The Integrated Assessment Modeling Consortium (IAMC) is an organization of scientific research organizations that pursues scientific understanding of issues associated with integrated assessment modeling and analysis. The IAMC has three core missions.
- The IAMC facilitates and fosters the development of integrated assessment models (IAMs), peer interaction and vetting of research associated with IAMs, and the conduct of research employing IAMs, including model diagnosis, intercomparison, and coordinated studies.
- The IAMC promotes, facilitates and helps to coordinate interactions between IAMC members and members of other scientific research communities studying climate change such as the Climate Modeling (CM), the Impact, Adaptation, and Vulnerability (IAV), and the technology and engineering communities.
- The IAMC provides a point of contact with other institutions and organizations that use the science results of the IAM community, such as the IPCC.
Overview and History of the IAMC

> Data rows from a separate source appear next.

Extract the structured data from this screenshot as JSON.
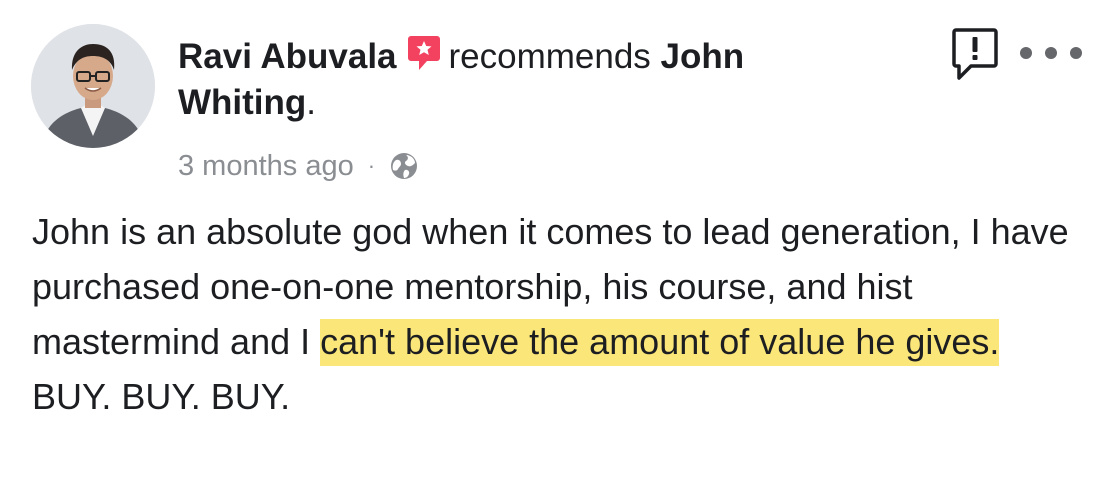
{
  "post": {
    "author": "Ravi Abuvala",
    "action": "recommends",
    "subject_first": "John",
    "subject_last": "Whiting",
    "subject_end": ".",
    "timestamp": "3 months ago",
    "separator": "·",
    "audience_icon": "globe-icon",
    "text_plain": "John is an absolute god when it comes to lead generation, I have purchased one-on-one mentorship, his course, and hist mastermind and I ",
    "text_highlight": "can't believe the amount of value he gives.",
    "text_after": " BUY. BUY. BUY."
  },
  "colors": {
    "highlight": "#fbe679",
    "recommend_badge": "#f3425f",
    "meta_text": "#8a8d91",
    "icon_gray": "#65676b"
  },
  "icons": {
    "recommend": "recommend-badge-icon",
    "report": "report-flag-icon",
    "more": "more-dots-icon"
  }
}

The Integrated Assessment Consortium (IAMC) is an organization of scientific research organizations. The IAMC was created in 2007 in response to a call from the Intergovernmental Panel on Climate Change (IPCC) for a research organization to lead the integrated assessment modeling community in the development of new scenarios that could be employed by climate modelers in the development of prospective ensemble numerical experiments for both the near term and long term.
Leaders from 3 institutions, John Weyant (Stanford Energy Modeling Forum, EMF), Nebojsa Nakicenovic (International Institute for Applied Systems Analysis, IIASA) and Mikiko Kainuma (Japan’s National Institute for Environmental Studies, NIES), invited other research organizations to join in the formation of the IAMC for the purpose of developing scenarios.
The first task of the IAMC was to organize the research community to provide four scenarios, characterized by four different levels of radiative forcing in the year 2100 (see Moss, et al., 2008) and including data on emissions and concentrations of greenhouse gases, short-lived species, and aerosols, as well as associated land-use and land-cover, which could be used by the climate modeling community to develop new ensembles for the near and long term. Those four scenarios are referred to as Representative Concentration Pathways (RCPs). In 2008 the IAMC met in Baden, Austria to discuss the development of the RCPs, which were at that time at a critical point in their development.
During the period leading up to the IAMC annual meeting in September 2009 held in Tsukuba, Japan, the organization was lead by the founders with resources donated by their associated organizations. At and following the 2009 IAMC annual meeting, a more formal structure was proposed and adopted to allow for greater transparency, participation from the broad IAMC community, and flexibility to simultaneously undertake multiple activities and interactions.
Integrated Assessment Models (IAMs) include representations of climate, using models and data generated by the climate modeling and research community, and Earth systems, using models and data generated by the impacts, adaptation, and vulnerability (IAV) modeling and research community. In turn, IAMs provide to the climate modeling community emissions scenarios of greenhouse gases (GHGs) and short-lived species (SLS) and land-use projections. IAMs provide to the IAV modeling community projections of socioeco- nomic states, general development pathways, and the multiple stressors of climate change.
Source: A. Janetos. 2009. Science Challenges and Future Directions: Climate Change Integrated Assessment Research.